WHAT YOU HAVE TO DO: Of the lines in the listing below, count those containing "icon". Provide the count and nothing else.

★ ★ ★

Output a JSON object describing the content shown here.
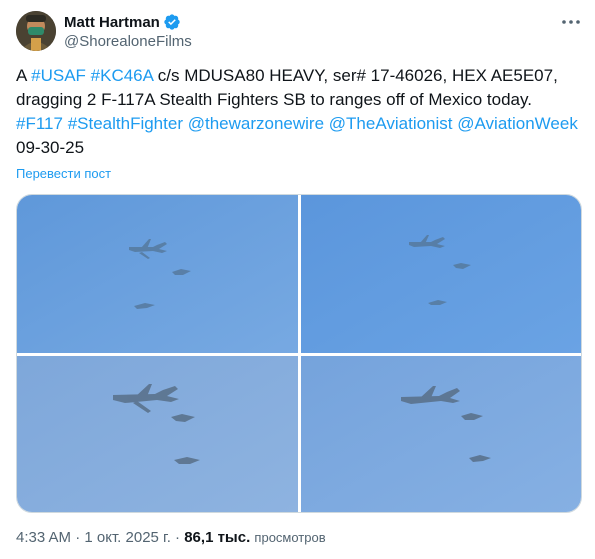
{
  "author": {
    "display_name": "Matt Hartman",
    "handle": "@ShorealoneFilms",
    "verified_icon": "verified-badge-icon",
    "more_icon": "more-options-icon"
  },
  "tweet": {
    "parts": [
      {
        "text": "A ",
        "link": false
      },
      {
        "text": "#USAF",
        "link": true
      },
      {
        "text": " ",
        "link": false
      },
      {
        "text": "#KC46A",
        "link": true
      },
      {
        "text": " c/s MDUSA80 HEAVY, ser# 17-46026, HEX AE5E07, dragging 2 F-117A Stealth Fighters SB to ranges off of Mexico today. ",
        "link": false
      },
      {
        "text": "#F117",
        "link": true
      },
      {
        "text": " ",
        "link": false
      },
      {
        "text": "#StealthFighter",
        "link": true
      },
      {
        "text": " ",
        "link": false
      },
      {
        "text": "@thewarzonewire",
        "link": true
      },
      {
        "text": " ",
        "link": false
      },
      {
        "text": "@TheAviationist",
        "link": true
      },
      {
        "text": " ",
        "link": false
      },
      {
        "text": "@AviationWeek",
        "link": true
      },
      {
        "text": " 09-30-25",
        "link": false
      }
    ],
    "translate_label": "Перевести пост"
  },
  "media": {
    "colors": {
      "sky_top_left": "#6ba0de",
      "sky_top_right": "#5f9be0",
      "sky_bottom_left": "#85acdc",
      "sky_bottom_right": "#7aa6de",
      "aircraft": "#4f6c8c"
    }
  },
  "meta": {
    "time": "4:33 AM",
    "separator": " · ",
    "date": "1 окт. 2025 г.",
    "views_count": "86,1 тыс.",
    "views_label": "просмотров"
  }
}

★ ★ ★

RESPONSE BELOW: 2